Requirement:
Report every line of the records that includes the word "title".

(Excerpts from an interface dataset)
☆ ☆ ☆ ☆ ☆
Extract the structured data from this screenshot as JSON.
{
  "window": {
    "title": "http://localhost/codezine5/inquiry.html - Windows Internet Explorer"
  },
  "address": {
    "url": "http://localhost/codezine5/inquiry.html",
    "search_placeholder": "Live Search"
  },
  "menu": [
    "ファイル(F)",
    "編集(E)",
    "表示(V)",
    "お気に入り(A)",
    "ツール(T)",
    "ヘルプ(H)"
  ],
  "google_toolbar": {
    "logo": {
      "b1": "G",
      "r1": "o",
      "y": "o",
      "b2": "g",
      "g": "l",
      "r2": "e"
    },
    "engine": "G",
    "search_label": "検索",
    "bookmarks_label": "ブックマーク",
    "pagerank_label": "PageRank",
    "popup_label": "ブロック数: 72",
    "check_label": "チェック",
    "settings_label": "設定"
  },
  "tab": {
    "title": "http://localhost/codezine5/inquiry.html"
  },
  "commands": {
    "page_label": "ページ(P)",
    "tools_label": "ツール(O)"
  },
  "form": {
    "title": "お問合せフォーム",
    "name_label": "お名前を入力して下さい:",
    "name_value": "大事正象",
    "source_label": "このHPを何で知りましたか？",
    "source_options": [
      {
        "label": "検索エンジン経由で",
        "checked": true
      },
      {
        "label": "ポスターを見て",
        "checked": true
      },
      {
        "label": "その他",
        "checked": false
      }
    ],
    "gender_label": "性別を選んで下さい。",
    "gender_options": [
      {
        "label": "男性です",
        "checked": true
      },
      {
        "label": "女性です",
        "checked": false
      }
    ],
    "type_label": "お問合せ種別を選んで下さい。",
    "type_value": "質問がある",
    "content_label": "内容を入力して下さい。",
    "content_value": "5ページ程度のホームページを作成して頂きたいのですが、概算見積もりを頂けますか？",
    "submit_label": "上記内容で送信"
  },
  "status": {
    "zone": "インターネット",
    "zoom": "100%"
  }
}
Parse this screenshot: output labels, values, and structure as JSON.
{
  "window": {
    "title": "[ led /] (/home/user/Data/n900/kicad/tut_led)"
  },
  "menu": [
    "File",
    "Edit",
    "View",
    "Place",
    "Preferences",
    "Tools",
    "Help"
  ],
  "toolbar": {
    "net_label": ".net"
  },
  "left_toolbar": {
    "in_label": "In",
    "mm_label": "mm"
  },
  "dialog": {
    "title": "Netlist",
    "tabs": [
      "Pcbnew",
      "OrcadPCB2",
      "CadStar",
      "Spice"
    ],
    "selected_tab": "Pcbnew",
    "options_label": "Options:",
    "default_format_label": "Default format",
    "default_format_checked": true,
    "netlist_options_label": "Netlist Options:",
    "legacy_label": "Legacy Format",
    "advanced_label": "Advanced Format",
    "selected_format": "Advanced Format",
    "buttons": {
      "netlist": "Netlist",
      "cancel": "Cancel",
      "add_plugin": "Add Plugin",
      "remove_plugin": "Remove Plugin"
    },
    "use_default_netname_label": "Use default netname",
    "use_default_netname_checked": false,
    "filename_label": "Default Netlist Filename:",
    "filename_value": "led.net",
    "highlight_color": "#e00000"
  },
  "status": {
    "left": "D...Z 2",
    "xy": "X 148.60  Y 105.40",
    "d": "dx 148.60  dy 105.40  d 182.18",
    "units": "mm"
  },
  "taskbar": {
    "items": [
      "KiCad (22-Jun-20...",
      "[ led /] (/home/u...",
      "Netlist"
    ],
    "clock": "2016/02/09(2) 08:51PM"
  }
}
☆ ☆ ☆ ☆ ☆
Result for this task:
    "title": "http://localhost/codezine5/inquiry.html - Windows Internet Explorer"
    "title": "http://localhost/codezine5/inquiry.html"
    "title": "お問合せフォーム",
    "title": "[ led /] (/home/user/Data/n900/kicad/tut_led)"
    "title": "Netlist",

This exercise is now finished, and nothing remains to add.